Assessing the potential effect on polar bears had been something of a stumbling block to approving a seismic survey in the refuge. A previous proposal, put forth in 2018, was ultimately shelved as an environmental assessment and work on determining the impact on polar bears dragged on.
Under a federal law designed to protect polar bears and other marine mammals, the Interior Department, of which the Bureau of Land Management and the Fish and Wildlife Service are a part, can authorize “incidental harassment” of a small number of animals during activities in an area like a refuge. An authorization usually involves lengthy discussion and negotiations between government scientists and those proposing the activity.
In its application, the Native village corporation that proposed the survey, the Kaktovik Iñupiat Corporation, said it would take several steps to detect bears in their dens and avoid contact with them, including reconnaissance flights in late January, before any trucks begin operating. Such flights would use infrared cameras to detect heat from bears.
Survey crews would then establish a one-mile buffer zone around each den to avoid disturbing the bears and perhaps causing them to leave their dens, which could threaten the survival of the cubs.
A study published this year questioned the effectiveness of airborne thermal cameras. It found that over more than a decade using them on the North Slope of Alaska, oil companies located fewer than half of the known dens of maternal bears and their infant cubs.
The village corporation’s proposal originally called for a single reconnaissance flight. But the Fish and Wildlife Service said that the proposal now included three flights, all of which would occur before trucks entered the refuge. On average, dens on the coastal plain are covered by less than 100 centimeters, or about 39 inches, of snow, the service said, and having three flights “increases the likelihood of detecting dens at less than 100 cm deep to 98 percent.”
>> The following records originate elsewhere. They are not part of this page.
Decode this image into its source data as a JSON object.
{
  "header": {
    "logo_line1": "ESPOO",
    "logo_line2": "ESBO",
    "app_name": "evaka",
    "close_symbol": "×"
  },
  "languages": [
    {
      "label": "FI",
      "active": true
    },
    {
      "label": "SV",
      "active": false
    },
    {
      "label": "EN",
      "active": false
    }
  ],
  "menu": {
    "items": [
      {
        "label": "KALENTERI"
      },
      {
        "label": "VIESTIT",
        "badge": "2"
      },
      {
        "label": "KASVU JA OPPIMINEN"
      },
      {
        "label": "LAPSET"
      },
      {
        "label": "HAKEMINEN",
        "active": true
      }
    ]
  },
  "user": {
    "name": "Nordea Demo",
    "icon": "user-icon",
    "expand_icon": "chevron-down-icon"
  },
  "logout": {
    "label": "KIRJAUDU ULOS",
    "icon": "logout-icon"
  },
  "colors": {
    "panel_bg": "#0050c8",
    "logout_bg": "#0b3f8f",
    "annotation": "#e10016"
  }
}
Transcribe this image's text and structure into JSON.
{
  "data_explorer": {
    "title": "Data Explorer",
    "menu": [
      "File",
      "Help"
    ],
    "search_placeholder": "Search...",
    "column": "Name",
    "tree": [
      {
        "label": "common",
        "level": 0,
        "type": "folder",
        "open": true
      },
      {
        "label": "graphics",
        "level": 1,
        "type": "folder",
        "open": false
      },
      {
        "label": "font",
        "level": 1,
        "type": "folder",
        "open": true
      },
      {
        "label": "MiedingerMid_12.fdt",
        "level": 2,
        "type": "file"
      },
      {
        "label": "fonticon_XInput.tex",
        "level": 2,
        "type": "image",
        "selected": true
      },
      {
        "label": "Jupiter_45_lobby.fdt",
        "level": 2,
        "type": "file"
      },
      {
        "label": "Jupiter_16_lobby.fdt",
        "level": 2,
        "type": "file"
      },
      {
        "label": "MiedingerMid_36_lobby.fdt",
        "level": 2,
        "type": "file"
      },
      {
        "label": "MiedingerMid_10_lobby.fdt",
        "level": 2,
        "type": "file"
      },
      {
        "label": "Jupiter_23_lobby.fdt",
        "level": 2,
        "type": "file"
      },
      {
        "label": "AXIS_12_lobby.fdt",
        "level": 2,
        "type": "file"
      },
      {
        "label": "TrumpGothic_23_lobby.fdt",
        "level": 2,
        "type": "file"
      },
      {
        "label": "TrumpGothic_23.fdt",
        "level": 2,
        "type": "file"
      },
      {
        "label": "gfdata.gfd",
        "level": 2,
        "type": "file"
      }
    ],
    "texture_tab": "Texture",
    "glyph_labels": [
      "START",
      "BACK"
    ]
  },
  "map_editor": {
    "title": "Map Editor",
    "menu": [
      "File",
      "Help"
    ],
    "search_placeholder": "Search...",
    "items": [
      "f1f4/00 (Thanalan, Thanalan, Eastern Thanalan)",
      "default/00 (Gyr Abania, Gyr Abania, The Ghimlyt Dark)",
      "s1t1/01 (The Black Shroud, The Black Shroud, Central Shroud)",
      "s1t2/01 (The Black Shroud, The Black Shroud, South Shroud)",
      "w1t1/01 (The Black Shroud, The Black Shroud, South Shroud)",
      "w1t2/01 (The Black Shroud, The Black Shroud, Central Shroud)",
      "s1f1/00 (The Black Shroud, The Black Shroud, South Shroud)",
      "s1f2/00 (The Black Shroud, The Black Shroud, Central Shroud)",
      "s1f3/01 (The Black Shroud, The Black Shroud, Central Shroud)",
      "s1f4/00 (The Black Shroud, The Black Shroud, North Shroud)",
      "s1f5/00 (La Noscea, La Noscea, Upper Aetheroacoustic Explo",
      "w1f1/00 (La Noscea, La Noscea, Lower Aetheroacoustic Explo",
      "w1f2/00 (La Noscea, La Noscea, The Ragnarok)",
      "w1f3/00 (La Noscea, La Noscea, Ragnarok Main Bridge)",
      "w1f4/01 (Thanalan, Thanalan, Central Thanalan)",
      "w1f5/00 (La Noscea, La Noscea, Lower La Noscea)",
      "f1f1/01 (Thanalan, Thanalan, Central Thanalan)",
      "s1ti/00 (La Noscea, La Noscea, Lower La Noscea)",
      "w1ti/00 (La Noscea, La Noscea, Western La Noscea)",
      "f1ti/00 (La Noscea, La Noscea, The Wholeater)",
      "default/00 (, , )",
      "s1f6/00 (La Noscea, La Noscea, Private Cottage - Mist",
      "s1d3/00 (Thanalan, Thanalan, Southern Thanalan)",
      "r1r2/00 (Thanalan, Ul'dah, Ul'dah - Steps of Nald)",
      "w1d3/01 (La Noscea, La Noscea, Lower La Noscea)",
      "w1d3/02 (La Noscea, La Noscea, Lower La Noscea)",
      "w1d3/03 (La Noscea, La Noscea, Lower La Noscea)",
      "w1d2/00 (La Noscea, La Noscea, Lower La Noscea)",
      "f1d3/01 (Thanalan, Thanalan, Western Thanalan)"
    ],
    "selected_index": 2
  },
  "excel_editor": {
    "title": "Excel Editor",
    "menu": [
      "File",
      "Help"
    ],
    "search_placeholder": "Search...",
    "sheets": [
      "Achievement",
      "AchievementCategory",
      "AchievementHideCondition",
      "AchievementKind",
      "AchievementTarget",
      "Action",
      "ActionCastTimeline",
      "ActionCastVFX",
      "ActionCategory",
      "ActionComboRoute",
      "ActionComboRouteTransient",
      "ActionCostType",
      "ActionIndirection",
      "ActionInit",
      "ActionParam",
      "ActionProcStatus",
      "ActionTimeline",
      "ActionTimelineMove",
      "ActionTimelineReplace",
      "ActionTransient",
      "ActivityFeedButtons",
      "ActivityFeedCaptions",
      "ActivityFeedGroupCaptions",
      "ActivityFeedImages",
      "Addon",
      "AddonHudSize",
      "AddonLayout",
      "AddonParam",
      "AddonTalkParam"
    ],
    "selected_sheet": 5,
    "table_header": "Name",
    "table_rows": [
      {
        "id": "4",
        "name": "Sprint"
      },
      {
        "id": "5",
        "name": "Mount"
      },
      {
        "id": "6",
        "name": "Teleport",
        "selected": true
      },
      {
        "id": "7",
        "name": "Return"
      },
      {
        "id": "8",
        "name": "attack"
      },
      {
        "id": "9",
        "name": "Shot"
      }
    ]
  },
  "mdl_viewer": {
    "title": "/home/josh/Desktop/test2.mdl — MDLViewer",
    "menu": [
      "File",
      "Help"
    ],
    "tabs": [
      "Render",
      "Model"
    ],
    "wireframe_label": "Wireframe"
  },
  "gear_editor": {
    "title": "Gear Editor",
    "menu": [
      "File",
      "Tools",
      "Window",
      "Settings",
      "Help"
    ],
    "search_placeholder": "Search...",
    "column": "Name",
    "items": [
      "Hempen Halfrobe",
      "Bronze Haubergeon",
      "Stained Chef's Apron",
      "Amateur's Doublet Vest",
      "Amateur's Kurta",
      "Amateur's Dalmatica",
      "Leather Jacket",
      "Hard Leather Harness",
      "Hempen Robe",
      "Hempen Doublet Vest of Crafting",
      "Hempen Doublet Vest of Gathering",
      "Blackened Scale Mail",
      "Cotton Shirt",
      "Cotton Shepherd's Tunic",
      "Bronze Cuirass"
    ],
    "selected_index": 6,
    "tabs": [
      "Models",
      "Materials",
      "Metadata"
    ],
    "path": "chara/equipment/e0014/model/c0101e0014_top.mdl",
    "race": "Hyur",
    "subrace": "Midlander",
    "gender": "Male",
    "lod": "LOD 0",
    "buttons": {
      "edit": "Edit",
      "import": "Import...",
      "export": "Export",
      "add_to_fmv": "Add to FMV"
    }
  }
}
Environmental groups have also objected to the plan for a seismic survey because of the potential damage heavy trucks could do to the delicate Arctic tundra, even under snow cover. Tracks from the only other survey conducted there, in the 1980s, are still visible today.